Patrick Harvie MSP took up the bill on behalf of the late Margo MacDonald MSP, who died last April.

He said after the vote that he hoped the Scottish government would “recognise the strong demand for clarity in law”.

He added: “It’s clearly a disappointment that the bill will make no further progress.

“The significant support in the chamber reflects the clear public desire for people to have choice and for the law to be clarified.

“I know many supporters of assisted suicide will now be hoping that the Lord Advocate issues prosecution guidance and that the Scottish government considers alternative approaches to the problem.”

The health secretary, Shona Robison, previously told MSPs: “The government believes that the current law is clear, and it is not lawful to assist someone to commit suicide, and the government has no plans to change that.”

The Law Society of Scotland had also expressed reservations about the bill.

Before its stage one debate, Alison Britton, convener of the Law Society’s Health and Medical Law Committee said: “We remain concerned over the lack of definition of the key terms, such as ‘assistance’ and ‘life-shortening’ and the functions of the licensed facilitator are still uncertain.

“Lack of such clarity leads to ambiguity and leaves the legislation open to interpretation.”

The Lord Advocate, Frank Mulholland QC, clarified the Crown’s position on assisted suicide last month is response to a letter from academics claiming a “shameful lack of clarity” over the law.

Mr Mulholland said the position is perfectly clear in Scots law.

Professor James Chalmers of Glasgow University had said causation was unclear in Scots law and that, as such, identifying who caused a death in a case of assisted suicide, where, for example, a person supplied a pill and the other swallowed it, was not a straightforward matter.

In response, Mr Mullholland wrote: “In order for there to be a sufficient causal connection for homicide the conduct must be a significant contributory factor to the death.

“A minimal or negligible contribution would not suffice.

“This clear test, which has persisted for many years, will be applied to the facts and circumstances of each case.”

Mr Mulholland added that a prosecution would be in the public interest where there was enough credible and reliable evidence and noted that the seriousness of homicide means “it is difficult to conceive of a case where it would not be in the public interest to take proceedings”.

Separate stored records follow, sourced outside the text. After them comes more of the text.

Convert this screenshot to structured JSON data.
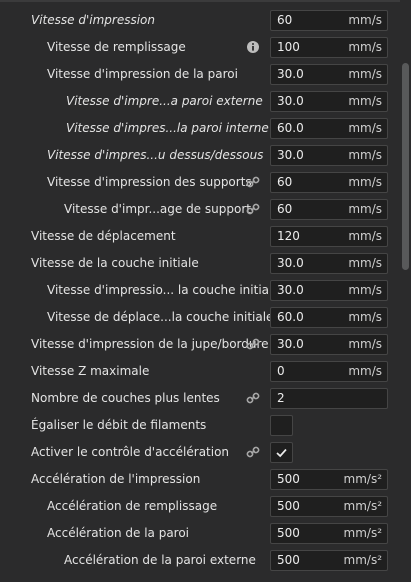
{
  "rows": [
    {
      "label": "Vitesse d'impression",
      "value": "60",
      "unit": "mm/s"
    },
    {
      "label": "Vitesse de remplissage",
      "value": "100",
      "unit": "mm/s",
      "icon": "info-icon"
    },
    {
      "label": "Vitesse d'impression de la paroi",
      "value": "30.0",
      "unit": "mm/s"
    },
    {
      "label": "Vitesse d'impre...a paroi externe",
      "value": "30.0",
      "unit": "mm/s"
    },
    {
      "label": "Vitesse d'impres...la paroi interne",
      "value": "60.0",
      "unit": "mm/s"
    },
    {
      "label": "Vitesse d'impres...u dessus/dessous",
      "value": "30.0",
      "unit": "mm/s"
    },
    {
      "label": "Vitesse d'impression des supports",
      "value": "60",
      "unit": "mm/s",
      "icon": "link-icon"
    },
    {
      "label": "Vitesse d'impr...age de support",
      "value": "60",
      "unit": "mm/s",
      "icon": "link-icon"
    },
    {
      "label": "Vitesse de déplacement",
      "value": "120",
      "unit": "mm/s"
    },
    {
      "label": "Vitesse de la couche initiale",
      "value": "30.0",
      "unit": "mm/s"
    },
    {
      "label": "Vitesse d'impressio... la couche initiale",
      "value": "30.0",
      "unit": "mm/s"
    },
    {
      "label": "Vitesse de déplace...la couche initiale",
      "value": "60.0",
      "unit": "mm/s"
    },
    {
      "label": "Vitesse d'impression de la jupe/bordure",
      "value": "30.0",
      "unit": "mm/s",
      "icon": "link-icon"
    },
    {
      "label": "Vitesse Z maximale",
      "value": "0",
      "unit": "mm/s"
    },
    {
      "label": "Nombre de couches plus lentes",
      "value": "2",
      "unit": "",
      "icon": "link-icon"
    },
    {
      "label": "Égaliser le débit de filaments",
      "checked": false
    },
    {
      "label": "Activer le contrôle d'accélération",
      "checked": true,
      "icon": "link-icon"
    },
    {
      "label": "Accélération de l'impression",
      "value": "500",
      "unit": "mm/s²"
    },
    {
      "label": "Accélération de remplissage",
      "value": "500",
      "unit": "mm/s²"
    },
    {
      "label": "Accélération de la paroi",
      "value": "500",
      "unit": "mm/s²"
    },
    {
      "label": "Accélération de la paroi externe",
      "value": "500",
      "unit": "mm/s²"
    }
  ]
}
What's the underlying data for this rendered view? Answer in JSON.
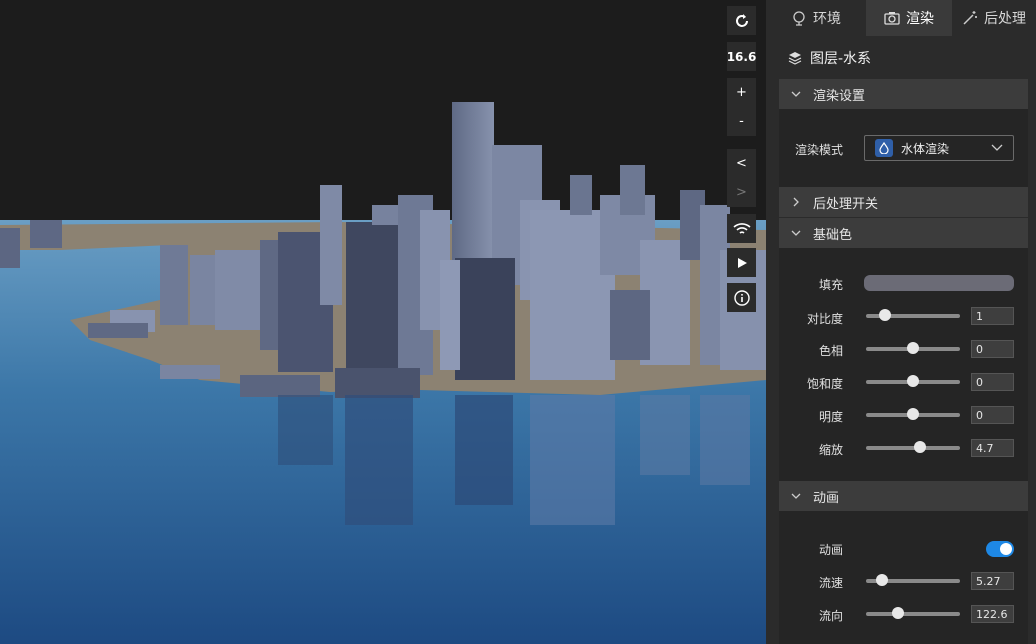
{
  "toolbar": {
    "zoom_level": "16.6",
    "zoom_in": "+",
    "zoom_out": "-",
    "prev": "<",
    "next": ">"
  },
  "tabs": [
    {
      "label": "环境",
      "icon": "globe-icon"
    },
    {
      "label": "渲染",
      "icon": "camera-icon"
    },
    {
      "label": "后处理",
      "icon": "magic-wand-icon"
    }
  ],
  "layer": {
    "title": "图层-水系",
    "icon": "layers-icon"
  },
  "sections": {
    "render_settings": "渲染设置",
    "post_toggle": "后处理开关",
    "base_color": "基础色",
    "animation": "动画"
  },
  "render_mode": {
    "label": "渲染模式",
    "value": "水体渲染",
    "icon": "water-drop-icon"
  },
  "base_color": {
    "fill_label": "填充",
    "fill_color": "#6b6b76",
    "contrast": {
      "label": "对比度",
      "value": "1",
      "fraction": 0.2
    },
    "hue": {
      "label": "色相",
      "value": "0",
      "fraction": 0.5
    },
    "saturation": {
      "label": "饱和度",
      "value": "0",
      "fraction": 0.5
    },
    "brightness": {
      "label": "明度",
      "value": "0",
      "fraction": 0.5
    },
    "scale": {
      "label": "缩放",
      "value": "4.7",
      "fraction": 0.57
    }
  },
  "animation": {
    "toggle_label": "动画",
    "enabled": true,
    "speed": {
      "label": "流速",
      "value": "5.27",
      "fraction": 0.17
    },
    "direction": {
      "label": "流向",
      "value": "122.6",
      "fraction": 0.34
    }
  },
  "colors": {
    "accent": "#1e88e5",
    "panel": "#2b2b2b",
    "section": "#3c3c3c"
  }
}
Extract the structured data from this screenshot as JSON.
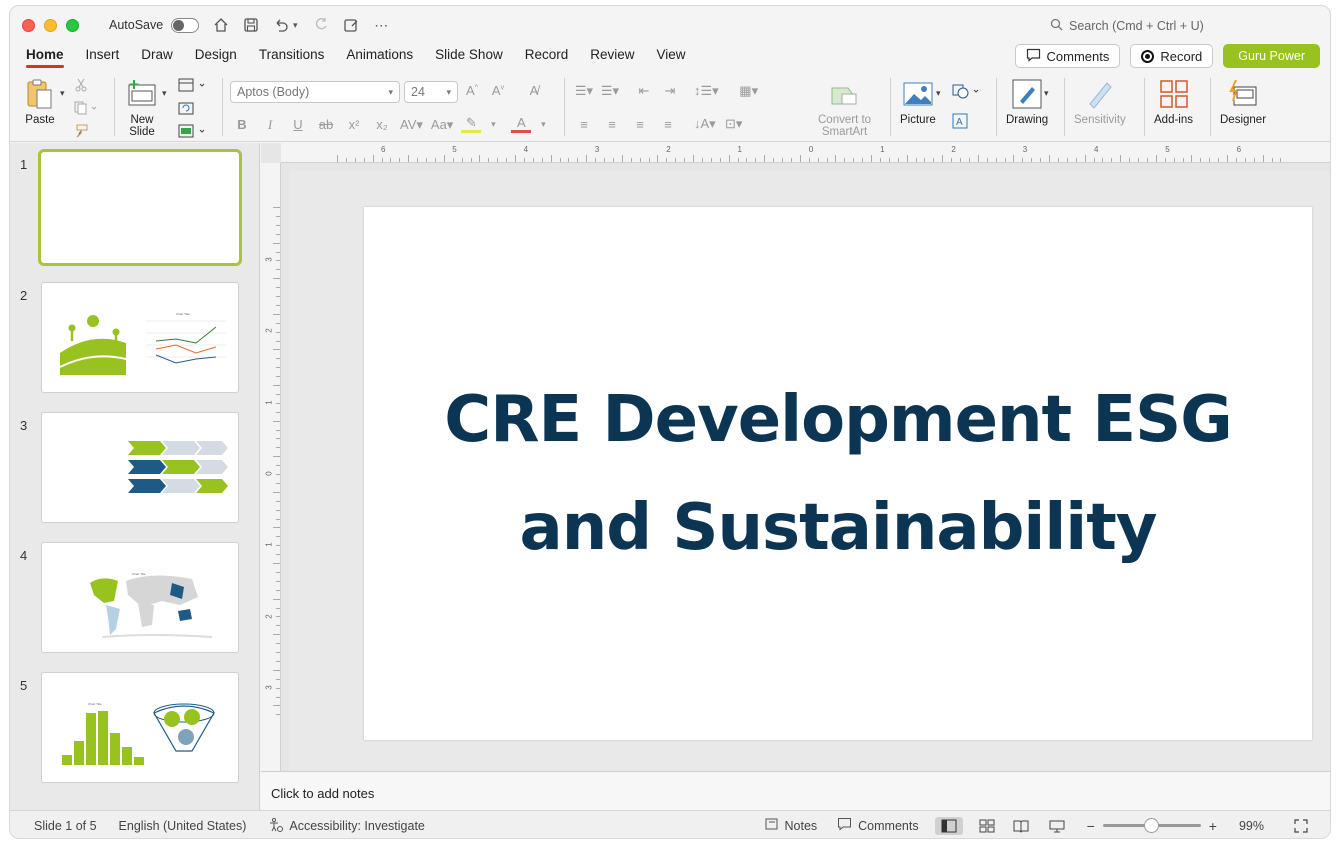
{
  "titlebar": {
    "autosave_label": "AutoSave",
    "search_placeholder": "Search (Cmd + Ctrl + U)"
  },
  "tabs": [
    {
      "label": "Home",
      "active": true
    },
    {
      "label": "Insert"
    },
    {
      "label": "Draw"
    },
    {
      "label": "Design"
    },
    {
      "label": "Transitions"
    },
    {
      "label": "Animations"
    },
    {
      "label": "Slide Show"
    },
    {
      "label": "Record"
    },
    {
      "label": "Review"
    },
    {
      "label": "View"
    }
  ],
  "header_actions": {
    "comments": "Comments",
    "record": "Record",
    "guru": "Guru Power"
  },
  "ribbon": {
    "paste": "Paste",
    "new_slide_1": "New",
    "new_slide_2": "Slide",
    "font_name": "Aptos (Body)",
    "font_size": "24",
    "convert_1": "Convert to",
    "convert_2": "SmartArt",
    "picture": "Picture",
    "drawing": "Drawing",
    "sensitivity": "Sensitivity",
    "addins": "Add-ins",
    "designer": "Designer"
  },
  "ruler": {
    "h_ticks": [
      "6",
      "5",
      "4",
      "3",
      "2",
      "1",
      "0",
      "1",
      "2",
      "3",
      "4",
      "5",
      "6"
    ],
    "v_ticks": [
      "3",
      "2",
      "1",
      "0",
      "1",
      "2",
      "3"
    ]
  },
  "thumbnails": [
    {
      "num": "1"
    },
    {
      "num": "2",
      "chart_title": "Chart Title"
    },
    {
      "num": "3"
    },
    {
      "num": "4",
      "chart_title": "Chart Title"
    },
    {
      "num": "5",
      "chart_title": "Chart Title"
    }
  ],
  "slide": {
    "title_line1": "CRE Development ESG",
    "title_line2": "and Sustainability"
  },
  "notes": {
    "placeholder": "Click to add notes"
  },
  "status": {
    "slide_count": "Slide 1 of 5",
    "language": "English (United States)",
    "accessibility": "Accessibility: Investigate",
    "notes": "Notes",
    "comments": "Comments",
    "zoom": "99%",
    "zoom_fraction": 0.5
  },
  "colors": {
    "accent_green": "#98c21f",
    "title_navy": "#0b3552",
    "tab_underline": "#c43e1c"
  }
}
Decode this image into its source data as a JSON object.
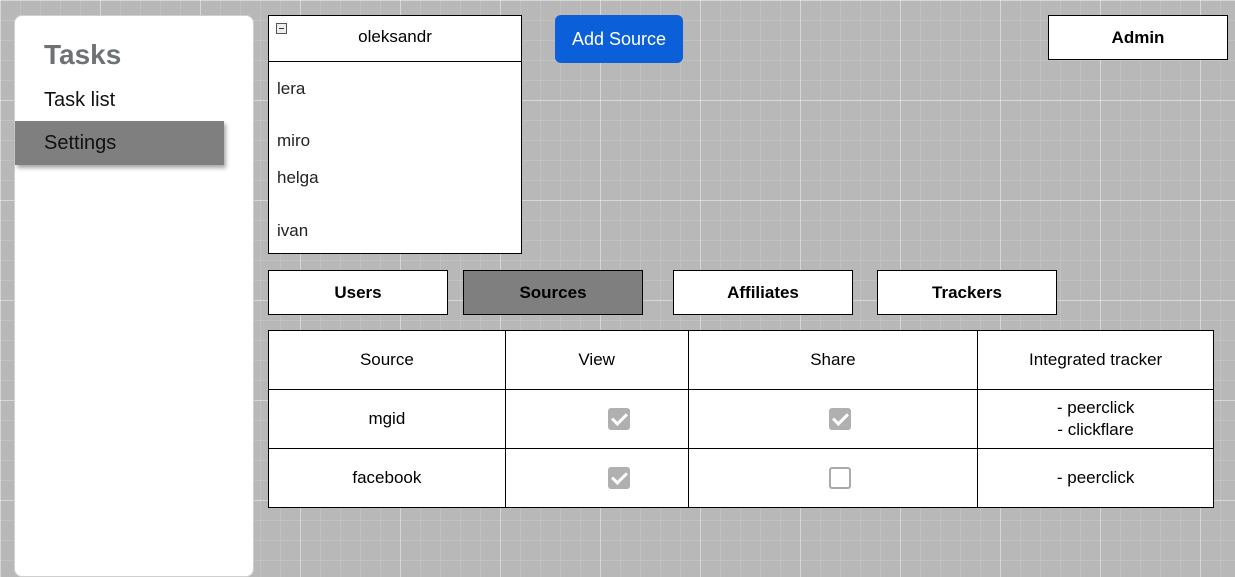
{
  "sidebar": {
    "title": "Tasks",
    "items": [
      {
        "label": "Task list",
        "active": false
      },
      {
        "label": "Settings",
        "active": true
      }
    ]
  },
  "user_panel": {
    "selected_user": "oleksandr",
    "users": [
      "lera",
      "miro",
      "helga",
      "ivan"
    ]
  },
  "actions": {
    "add_source_label": "Add Source",
    "admin_label": "Admin"
  },
  "tabs": [
    {
      "label": "Users",
      "active": false
    },
    {
      "label": "Sources",
      "active": true
    },
    {
      "label": "Affiliates",
      "active": false
    },
    {
      "label": "Trackers",
      "active": false
    }
  ],
  "table": {
    "headers": [
      "Source",
      "View",
      "Share",
      "Integrated tracker"
    ],
    "rows": [
      {
        "source": "mgid",
        "view": true,
        "share": true,
        "trackers": [
          "- peerclick",
          "- clickflare"
        ]
      },
      {
        "source": "facebook",
        "view": true,
        "share": false,
        "trackers": [
          "- peerclick"
        ]
      }
    ]
  },
  "colors": {
    "accent": "#0b5fd9",
    "active_tab": "#7f7f7f",
    "background": "#b8b8b8"
  }
}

He added: “But each case would be considered on its own facts and circumstances.”

Share icon
Share this article: